A School for Rebels. | New York Studio School.

In by Alexandra Fanning

Summer in New York is the time for group shows, and at the New York Studio School, the Annual Alumni Exhibition is not-to-be-missed. This year’s exhibition has been juried and then curated by Florence Lynch of Elizabeth Dee Gallery, Anders Bergstrom of Hauser & Wirth, Steven Harvey of Steven Harvey Fine Art Projects and Jennifer Samet of Eric Firestone Gallery, which has resulted in an enormous selection of exciting work filling the Studio School Galleries.

This year, the exhibition includes work honoring a list of artists who have taught at or influenced the school.
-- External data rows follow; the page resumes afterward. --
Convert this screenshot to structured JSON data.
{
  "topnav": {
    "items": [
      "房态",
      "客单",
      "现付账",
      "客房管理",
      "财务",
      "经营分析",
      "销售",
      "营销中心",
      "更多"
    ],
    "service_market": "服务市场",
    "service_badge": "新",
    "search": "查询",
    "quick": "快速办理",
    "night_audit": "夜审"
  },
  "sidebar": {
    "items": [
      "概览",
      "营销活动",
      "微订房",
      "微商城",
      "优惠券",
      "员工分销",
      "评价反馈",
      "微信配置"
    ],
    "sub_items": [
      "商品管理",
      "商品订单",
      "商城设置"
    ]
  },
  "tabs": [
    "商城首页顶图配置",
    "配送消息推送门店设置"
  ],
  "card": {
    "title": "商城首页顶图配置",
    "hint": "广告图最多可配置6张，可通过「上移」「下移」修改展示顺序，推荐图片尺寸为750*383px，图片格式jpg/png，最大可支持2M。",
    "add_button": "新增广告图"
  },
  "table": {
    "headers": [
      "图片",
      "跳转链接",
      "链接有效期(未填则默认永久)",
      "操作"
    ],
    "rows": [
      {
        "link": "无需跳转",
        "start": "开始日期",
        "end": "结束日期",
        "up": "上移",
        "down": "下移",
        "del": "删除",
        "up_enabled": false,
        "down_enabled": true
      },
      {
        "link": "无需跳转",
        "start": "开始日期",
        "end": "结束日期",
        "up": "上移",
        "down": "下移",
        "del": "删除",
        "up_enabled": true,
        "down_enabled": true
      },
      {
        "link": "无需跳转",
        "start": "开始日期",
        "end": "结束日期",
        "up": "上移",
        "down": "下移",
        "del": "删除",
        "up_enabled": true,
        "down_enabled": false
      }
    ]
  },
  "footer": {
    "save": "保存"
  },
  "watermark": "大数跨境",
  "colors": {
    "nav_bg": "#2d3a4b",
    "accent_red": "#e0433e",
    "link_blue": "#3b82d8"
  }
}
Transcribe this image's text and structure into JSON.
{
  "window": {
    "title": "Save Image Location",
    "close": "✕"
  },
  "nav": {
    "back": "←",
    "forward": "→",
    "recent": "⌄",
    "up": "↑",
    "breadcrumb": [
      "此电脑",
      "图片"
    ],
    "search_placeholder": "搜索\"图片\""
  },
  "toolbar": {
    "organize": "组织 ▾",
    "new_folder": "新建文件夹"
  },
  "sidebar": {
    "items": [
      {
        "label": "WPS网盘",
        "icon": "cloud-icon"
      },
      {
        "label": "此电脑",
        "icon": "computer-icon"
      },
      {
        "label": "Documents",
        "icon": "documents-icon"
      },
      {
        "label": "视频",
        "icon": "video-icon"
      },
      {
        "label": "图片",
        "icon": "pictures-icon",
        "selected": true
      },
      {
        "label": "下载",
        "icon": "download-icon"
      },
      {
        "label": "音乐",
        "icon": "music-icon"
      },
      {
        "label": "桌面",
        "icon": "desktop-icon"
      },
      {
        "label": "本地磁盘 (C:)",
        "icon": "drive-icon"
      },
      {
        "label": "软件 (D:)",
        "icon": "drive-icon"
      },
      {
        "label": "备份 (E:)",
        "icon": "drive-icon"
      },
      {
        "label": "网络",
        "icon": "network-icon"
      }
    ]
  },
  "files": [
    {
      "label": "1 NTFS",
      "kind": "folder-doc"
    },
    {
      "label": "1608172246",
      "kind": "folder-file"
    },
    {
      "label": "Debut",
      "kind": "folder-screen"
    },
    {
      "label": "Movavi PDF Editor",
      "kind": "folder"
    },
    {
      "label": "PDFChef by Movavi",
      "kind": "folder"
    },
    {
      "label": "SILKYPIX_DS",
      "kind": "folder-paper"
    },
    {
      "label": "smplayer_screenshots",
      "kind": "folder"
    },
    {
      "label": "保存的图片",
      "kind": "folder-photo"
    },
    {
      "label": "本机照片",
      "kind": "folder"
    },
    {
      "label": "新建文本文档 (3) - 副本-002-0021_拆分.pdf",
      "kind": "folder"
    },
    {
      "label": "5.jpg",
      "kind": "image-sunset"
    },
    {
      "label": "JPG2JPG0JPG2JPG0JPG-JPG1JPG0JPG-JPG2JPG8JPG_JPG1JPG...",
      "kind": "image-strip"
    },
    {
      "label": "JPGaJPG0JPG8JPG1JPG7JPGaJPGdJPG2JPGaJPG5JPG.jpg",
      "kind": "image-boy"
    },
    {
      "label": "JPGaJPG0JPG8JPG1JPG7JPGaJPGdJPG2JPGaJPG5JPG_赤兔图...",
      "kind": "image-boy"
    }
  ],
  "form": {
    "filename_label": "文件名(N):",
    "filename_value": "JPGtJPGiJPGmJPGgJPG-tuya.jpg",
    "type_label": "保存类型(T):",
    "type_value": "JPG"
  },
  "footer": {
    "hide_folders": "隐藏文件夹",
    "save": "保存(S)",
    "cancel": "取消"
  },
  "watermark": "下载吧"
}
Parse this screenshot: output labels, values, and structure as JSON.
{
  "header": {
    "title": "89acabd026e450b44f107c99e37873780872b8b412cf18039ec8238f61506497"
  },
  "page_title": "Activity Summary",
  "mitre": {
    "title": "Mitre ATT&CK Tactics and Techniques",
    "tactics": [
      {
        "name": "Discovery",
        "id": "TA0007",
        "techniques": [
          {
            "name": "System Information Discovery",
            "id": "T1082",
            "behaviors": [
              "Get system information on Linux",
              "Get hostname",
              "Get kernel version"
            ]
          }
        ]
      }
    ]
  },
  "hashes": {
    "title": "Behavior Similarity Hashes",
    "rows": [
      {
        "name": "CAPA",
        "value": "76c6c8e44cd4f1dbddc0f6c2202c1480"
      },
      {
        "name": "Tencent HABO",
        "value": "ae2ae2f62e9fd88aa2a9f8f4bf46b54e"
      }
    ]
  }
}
These include such influential names as Philip Guston, Alice Neel, Milton Resnick, Nick Carone, Paul Georges, Hans Hofmann, Mercedes Matter, George McNeil, Ruth Miller, Philip Pearlstein; and there is a selection of pieces on view from each.

Quiet Lunch spoke with Alumni co-chair, and organizer of the yearly event, Michael Tcheyan about the history of the school and the relevance of holding an Alumni exhibition.

QL: The current show is the annual Alumni show, this is different from a show of current students work, some alumni are well established artists. Tell us about the differences and the reason behind exhibiting this group.

Michael Tcheyan: The goal of the exhibition is to highlight the exceptional nature of the school’s pedagogy.  We are an art school that emphasizes the uniqueness of each  artist’s personal search/journey to find their unique perceptions about the world. Where most schools have a dogma or a school of thought or dedication to an “ism” about making art the NYSS does not do any of this.  Instead it promotes a commitment to hard work and time in the studio, with the study of nature as a common starting point and then the courage to take your individual practice wherever it leads.

The alumni show is curated by representatives from well established galleries such as Hauser & Wirth, and Elizabeth Dee, tell us about how this benefits the alumni.

This is an excellent question.  Galleries obviously play an important part in the career of an artist and galleries also know more about the history of the school and its key founding faculty and origins than the average person in the art world.  At the same time Galleries have a very good sense of current trends in the art world in general.  Given these two factors we thought it made sense to invite these exceptional gallerists to look at the work of our alumni and each curate an exhibition showing what they felt were some of the more interesting works.

This year’s Alumni Show includes a selection of influencers including some previous teachers, could you tell us a bit about the choices.

As is not that well known, the school was founded by a joint initiative of art students and art teachers who rebelled against a tendency in art education to reduced the study of art to superficial study of various elements of  art making via 45 minute classes.  Instead the School promoted contact with mature and accomplished artists to give the student an idea of what a intense commitment to an art practice looked and felt like.  This year we decided to focus on some of the key artists present in the early years of the school as well as some of the individuals that very much influenced Mercedes and the school during its first two decades.

Tell us the story of Mercedes Matter and the founding of the school.

In 1964, Mercedes founded the New York Studio School of Drawing, Painting, after writing a now infamous article for ARTnews titled What’s Wrong with U.S. Art Schools? in which she criticized the phasing out of extended studio classes which served “that painfully slow education of the senses,” which she considered essential. The article prompted a group of Pratt students, as well as some from Philadelphia, to ask Matter to form a school based on her ideas. The school was originally housed in a loft on Broadway and gained almost immediate support from the Kaplan Fund, Mrs. John D. Rockefeller III and the Ford Foundation. It granted no degrees, had only studio classes and emphasized drawing from life. Early teachers, chosen by the students, included the artists Philip Guston, Paul Georges, Milton Resnick, Charles Cajori, Louis Finkelstein and Sidney Geist; the art historian Meyer Schapiro; and the composer Morton Feldman.  

Why is the New York Studio School different now? Is there still this rebellious reputation?

What is different about the School is just how radical the idea of believing in painting, drawing, and sculpture is in today’s world. It allows for the artist’s perception of the world to emerge through a search that is long-lasting and sustaining. This is the polar opposite of an approach to art that has a cynical view of the art world; you will find at the New York Studio School a belief in art’s longevity and its remarkable journey.

The New York Studio School Alumni Exhibition will be on view at the schools
galleries at 8 West 8th St, New York through August 27, 2017.